Legislative update: 15 May 2019 Civil Registration Bill 2019 passed by Both Houses of the Oireachtas. This Bill, once enacted, allows both members of same-sex female relationship to register as parents and allows for other necessary changes to Civil Registration to allow both parents apply for Guardianship Rights. It must be noted, that this legislation will only apply to parents who have been assisted by registered services in becoming pregnant. This section of the act should commence before 5th October 2019.

The Bill, once enacted, will also remove the necessity for a woman to contact an estranged husband when establishing paternity of her child with her new partner, the biological parent of her child.

Please note:   Sections of The Children and Family Relationships Act 2015 have now been commenced, as of 18th January 2016.  It is now possible for LGBTQI+ parents who are not biologically related to children in their care (and others who act in loco parentis) to apply for guardianship.  See ‘Legal Rights in Respect of Children’ below.  The sections of the Act which regulate parentage in cases of donor-assisted human reproduction have not yet been commenced.

We will endeavour to update our followers, clients and service users on legislative changes as they arise. (Follow us on Facebook!)

The Civil Partnership and Certain Rights and Obligations of Cohabitants Act 2010  made it possible for LGBTQI+ couples to enter into a Civil Partnership, giving them many of the same rights enjoyed by married heterosexual people.  However, this legislation generally does not deal with children.  As of the 16th November 2015, same sex couples have the right to marry without distinction as to their sex.  Regulations have been signed which makes it easier for couples in Civil Partnerships to marry.  Couples in a Civil Partnership in Ireland can remain as they are but it is no longer possible to enter a Civil Partnership in Ireland.

Surrogacy

There is no legislation in Ireland dealing with the situation where a child is born through surrogacy. The Department of Justice and Equality has published very useful guidelines in relation to citizenship, parentage, guardianship and travel document issues in relation to children born as a result of surrogacy arrangements entered into outside the state.  Download here.

 Transgender People and Parenting

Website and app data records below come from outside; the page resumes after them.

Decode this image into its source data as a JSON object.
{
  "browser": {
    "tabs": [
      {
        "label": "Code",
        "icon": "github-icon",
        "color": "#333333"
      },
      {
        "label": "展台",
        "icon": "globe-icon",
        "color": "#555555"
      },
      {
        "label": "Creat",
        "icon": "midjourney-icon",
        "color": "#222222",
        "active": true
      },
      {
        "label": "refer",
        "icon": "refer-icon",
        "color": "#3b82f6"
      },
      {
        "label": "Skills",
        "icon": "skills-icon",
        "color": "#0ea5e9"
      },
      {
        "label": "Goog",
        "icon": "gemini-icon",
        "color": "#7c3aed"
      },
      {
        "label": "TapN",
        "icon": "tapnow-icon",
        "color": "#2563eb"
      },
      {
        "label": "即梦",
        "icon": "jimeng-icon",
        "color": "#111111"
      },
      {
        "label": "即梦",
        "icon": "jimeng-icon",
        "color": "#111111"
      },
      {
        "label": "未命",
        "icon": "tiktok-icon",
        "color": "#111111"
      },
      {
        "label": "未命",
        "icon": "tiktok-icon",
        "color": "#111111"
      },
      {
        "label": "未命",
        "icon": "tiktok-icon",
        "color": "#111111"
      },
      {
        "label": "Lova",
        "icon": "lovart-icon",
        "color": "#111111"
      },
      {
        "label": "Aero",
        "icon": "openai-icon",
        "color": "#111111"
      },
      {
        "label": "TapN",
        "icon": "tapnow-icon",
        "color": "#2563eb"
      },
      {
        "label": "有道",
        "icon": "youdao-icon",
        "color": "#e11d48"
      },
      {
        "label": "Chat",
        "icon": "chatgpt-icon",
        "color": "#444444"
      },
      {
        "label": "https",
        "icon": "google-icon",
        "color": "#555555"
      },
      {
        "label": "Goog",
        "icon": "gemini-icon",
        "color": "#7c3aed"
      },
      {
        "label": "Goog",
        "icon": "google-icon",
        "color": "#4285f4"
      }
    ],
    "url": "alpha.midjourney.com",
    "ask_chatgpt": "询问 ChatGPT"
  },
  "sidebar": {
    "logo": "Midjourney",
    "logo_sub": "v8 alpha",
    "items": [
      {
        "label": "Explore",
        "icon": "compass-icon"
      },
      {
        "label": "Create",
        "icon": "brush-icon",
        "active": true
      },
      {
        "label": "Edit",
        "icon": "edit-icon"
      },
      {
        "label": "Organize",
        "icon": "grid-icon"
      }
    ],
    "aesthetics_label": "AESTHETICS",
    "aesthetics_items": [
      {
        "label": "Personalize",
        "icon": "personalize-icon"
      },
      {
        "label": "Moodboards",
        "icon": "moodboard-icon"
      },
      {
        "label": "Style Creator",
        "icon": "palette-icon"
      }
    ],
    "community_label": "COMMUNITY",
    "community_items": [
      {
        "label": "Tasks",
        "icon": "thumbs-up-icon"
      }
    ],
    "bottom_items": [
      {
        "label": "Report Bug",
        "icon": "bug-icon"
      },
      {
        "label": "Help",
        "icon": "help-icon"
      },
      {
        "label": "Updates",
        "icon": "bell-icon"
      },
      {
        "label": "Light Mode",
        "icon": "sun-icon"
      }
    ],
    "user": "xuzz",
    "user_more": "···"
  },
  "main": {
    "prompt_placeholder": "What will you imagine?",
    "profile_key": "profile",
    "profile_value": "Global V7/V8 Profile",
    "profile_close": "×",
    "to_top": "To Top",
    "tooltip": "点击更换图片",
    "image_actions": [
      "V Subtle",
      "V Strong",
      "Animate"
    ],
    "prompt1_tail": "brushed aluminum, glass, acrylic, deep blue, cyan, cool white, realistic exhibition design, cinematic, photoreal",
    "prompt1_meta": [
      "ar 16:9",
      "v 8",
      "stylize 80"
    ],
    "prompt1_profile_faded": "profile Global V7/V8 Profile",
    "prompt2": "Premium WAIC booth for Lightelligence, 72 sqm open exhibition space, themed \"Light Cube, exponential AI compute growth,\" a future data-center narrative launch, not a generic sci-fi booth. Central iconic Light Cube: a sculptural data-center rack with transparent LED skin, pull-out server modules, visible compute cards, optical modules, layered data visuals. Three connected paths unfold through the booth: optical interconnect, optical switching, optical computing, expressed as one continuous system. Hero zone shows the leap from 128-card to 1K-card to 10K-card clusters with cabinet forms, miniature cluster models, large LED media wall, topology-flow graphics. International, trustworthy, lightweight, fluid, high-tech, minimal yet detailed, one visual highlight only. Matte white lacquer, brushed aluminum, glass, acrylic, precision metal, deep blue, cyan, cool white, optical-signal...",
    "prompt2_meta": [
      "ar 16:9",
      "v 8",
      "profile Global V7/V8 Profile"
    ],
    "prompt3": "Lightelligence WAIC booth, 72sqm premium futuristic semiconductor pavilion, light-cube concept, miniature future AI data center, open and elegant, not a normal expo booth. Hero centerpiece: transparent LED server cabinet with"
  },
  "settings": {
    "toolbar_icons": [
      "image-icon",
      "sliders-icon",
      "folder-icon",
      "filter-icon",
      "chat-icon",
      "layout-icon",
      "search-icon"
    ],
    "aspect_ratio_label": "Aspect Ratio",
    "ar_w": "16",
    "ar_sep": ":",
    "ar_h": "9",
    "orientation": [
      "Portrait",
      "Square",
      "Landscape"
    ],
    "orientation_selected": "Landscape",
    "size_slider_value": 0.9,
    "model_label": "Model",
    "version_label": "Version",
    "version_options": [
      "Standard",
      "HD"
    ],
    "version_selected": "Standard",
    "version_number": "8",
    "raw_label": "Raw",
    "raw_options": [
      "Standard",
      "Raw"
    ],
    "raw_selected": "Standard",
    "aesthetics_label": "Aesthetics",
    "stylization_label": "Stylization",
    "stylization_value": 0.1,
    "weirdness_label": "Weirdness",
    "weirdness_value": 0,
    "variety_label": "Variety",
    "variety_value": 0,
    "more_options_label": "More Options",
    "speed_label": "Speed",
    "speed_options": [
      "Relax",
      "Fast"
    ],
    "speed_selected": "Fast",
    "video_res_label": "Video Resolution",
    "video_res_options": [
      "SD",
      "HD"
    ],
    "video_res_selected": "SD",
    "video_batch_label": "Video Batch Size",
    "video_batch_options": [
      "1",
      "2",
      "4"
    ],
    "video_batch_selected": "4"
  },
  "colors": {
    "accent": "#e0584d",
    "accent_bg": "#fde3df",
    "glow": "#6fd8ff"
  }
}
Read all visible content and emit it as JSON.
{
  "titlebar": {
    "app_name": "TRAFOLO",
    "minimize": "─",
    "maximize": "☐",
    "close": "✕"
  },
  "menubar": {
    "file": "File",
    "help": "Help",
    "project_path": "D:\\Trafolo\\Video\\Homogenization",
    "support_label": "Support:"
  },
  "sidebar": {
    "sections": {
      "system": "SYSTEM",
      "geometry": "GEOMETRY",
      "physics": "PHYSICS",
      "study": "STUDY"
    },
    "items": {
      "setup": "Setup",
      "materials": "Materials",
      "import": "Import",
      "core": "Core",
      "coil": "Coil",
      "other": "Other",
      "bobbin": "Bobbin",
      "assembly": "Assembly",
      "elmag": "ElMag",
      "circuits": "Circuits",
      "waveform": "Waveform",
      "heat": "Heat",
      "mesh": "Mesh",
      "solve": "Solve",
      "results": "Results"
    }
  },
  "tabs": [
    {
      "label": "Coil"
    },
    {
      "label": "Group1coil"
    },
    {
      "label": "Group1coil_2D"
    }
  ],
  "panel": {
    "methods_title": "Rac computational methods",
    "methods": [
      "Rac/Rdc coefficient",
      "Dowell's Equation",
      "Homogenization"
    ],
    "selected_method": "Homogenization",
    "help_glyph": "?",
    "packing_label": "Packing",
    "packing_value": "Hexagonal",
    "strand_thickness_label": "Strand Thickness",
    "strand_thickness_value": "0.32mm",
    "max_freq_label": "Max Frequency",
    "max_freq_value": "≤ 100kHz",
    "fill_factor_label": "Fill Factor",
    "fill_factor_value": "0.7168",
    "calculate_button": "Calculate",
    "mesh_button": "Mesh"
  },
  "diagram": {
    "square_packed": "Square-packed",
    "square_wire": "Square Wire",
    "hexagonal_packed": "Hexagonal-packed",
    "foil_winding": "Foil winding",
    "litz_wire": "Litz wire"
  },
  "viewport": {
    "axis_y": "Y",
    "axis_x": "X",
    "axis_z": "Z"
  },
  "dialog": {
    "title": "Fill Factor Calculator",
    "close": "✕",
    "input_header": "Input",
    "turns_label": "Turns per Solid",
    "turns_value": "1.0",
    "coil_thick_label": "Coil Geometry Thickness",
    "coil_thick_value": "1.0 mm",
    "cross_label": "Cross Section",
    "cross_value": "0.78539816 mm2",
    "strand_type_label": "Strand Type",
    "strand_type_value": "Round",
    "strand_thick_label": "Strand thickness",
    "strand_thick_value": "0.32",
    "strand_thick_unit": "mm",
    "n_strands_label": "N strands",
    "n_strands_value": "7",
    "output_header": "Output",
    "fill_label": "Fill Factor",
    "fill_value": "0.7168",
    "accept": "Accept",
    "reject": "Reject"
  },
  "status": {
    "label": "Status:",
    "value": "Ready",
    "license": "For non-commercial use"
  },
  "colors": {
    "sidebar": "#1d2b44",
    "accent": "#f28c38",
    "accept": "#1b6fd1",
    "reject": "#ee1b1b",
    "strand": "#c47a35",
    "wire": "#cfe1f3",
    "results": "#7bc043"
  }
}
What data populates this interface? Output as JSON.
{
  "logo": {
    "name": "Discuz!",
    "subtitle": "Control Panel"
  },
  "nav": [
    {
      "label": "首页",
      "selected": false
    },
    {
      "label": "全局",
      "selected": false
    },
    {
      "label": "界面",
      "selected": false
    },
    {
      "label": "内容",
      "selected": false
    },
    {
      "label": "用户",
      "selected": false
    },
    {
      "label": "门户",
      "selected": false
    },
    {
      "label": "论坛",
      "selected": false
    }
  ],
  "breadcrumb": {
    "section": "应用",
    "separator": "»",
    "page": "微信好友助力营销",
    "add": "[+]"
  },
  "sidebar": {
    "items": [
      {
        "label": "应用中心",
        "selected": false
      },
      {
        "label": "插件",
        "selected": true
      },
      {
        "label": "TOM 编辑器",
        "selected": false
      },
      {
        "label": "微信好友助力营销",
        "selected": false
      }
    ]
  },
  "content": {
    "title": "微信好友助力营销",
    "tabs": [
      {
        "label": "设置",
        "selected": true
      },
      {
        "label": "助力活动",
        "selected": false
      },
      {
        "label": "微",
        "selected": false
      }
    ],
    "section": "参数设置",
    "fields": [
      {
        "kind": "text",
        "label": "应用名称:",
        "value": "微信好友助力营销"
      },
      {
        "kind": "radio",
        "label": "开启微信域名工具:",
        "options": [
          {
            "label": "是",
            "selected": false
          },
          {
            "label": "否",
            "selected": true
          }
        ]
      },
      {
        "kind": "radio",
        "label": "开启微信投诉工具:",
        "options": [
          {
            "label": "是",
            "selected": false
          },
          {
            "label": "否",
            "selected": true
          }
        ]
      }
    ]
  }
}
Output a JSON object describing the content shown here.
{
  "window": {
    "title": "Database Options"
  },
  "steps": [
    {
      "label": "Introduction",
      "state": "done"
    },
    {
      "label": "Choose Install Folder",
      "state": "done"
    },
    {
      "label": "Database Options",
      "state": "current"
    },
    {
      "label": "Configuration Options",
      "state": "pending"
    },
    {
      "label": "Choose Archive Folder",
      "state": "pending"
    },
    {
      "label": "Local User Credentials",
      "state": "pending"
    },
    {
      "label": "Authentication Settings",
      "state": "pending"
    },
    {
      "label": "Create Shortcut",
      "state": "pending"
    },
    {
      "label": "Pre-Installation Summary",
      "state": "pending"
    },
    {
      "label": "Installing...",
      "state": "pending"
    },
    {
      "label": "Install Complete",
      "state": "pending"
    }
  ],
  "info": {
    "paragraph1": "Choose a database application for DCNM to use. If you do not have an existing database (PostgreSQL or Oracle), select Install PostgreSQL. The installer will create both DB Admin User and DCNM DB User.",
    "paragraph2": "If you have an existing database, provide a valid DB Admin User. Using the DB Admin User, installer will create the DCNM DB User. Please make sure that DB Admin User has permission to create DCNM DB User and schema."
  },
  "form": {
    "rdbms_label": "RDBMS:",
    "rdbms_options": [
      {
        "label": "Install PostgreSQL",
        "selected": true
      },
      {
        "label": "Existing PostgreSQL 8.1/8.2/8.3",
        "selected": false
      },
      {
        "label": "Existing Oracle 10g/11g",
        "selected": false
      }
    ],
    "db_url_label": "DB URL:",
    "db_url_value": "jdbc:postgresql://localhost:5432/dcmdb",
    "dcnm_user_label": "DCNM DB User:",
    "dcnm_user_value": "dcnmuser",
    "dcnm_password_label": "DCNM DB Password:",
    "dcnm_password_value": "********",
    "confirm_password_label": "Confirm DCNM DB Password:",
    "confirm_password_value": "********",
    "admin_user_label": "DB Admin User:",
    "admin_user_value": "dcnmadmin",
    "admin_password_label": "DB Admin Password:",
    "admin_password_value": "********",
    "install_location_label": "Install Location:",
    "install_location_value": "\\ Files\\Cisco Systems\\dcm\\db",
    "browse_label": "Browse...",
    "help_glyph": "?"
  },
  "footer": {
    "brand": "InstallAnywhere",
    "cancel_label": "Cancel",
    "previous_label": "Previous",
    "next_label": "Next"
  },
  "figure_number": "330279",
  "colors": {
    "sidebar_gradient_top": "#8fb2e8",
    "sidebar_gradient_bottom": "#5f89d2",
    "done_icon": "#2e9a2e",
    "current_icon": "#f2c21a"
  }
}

A parent who is transgender retains all parental obligations and rights in respect of his/her biological or adopted children.  In particular, a parent’s gender reassignment does not affect the rights and obligations of the parent in respect of his/her children.  For instance, if a person is the biological father of a child and that person undergoes gender reassignment, and/or lives as a female, she nonetheless remains in law the father of the child.  The legal father retains all the legal rights and obligations associated with fatherhood.  Identical principles apply to mothers who undergo gender reassignment.  In particular, a person cannot legally be denied guardianship, custody or access on the basis of that person’s gender identity or transgender status.

NOTE

Treoir 2019

While every effort has been made to ensure that the information in this leaflet is accurate, no responsibility can be accepted by Treoir for any error or omission.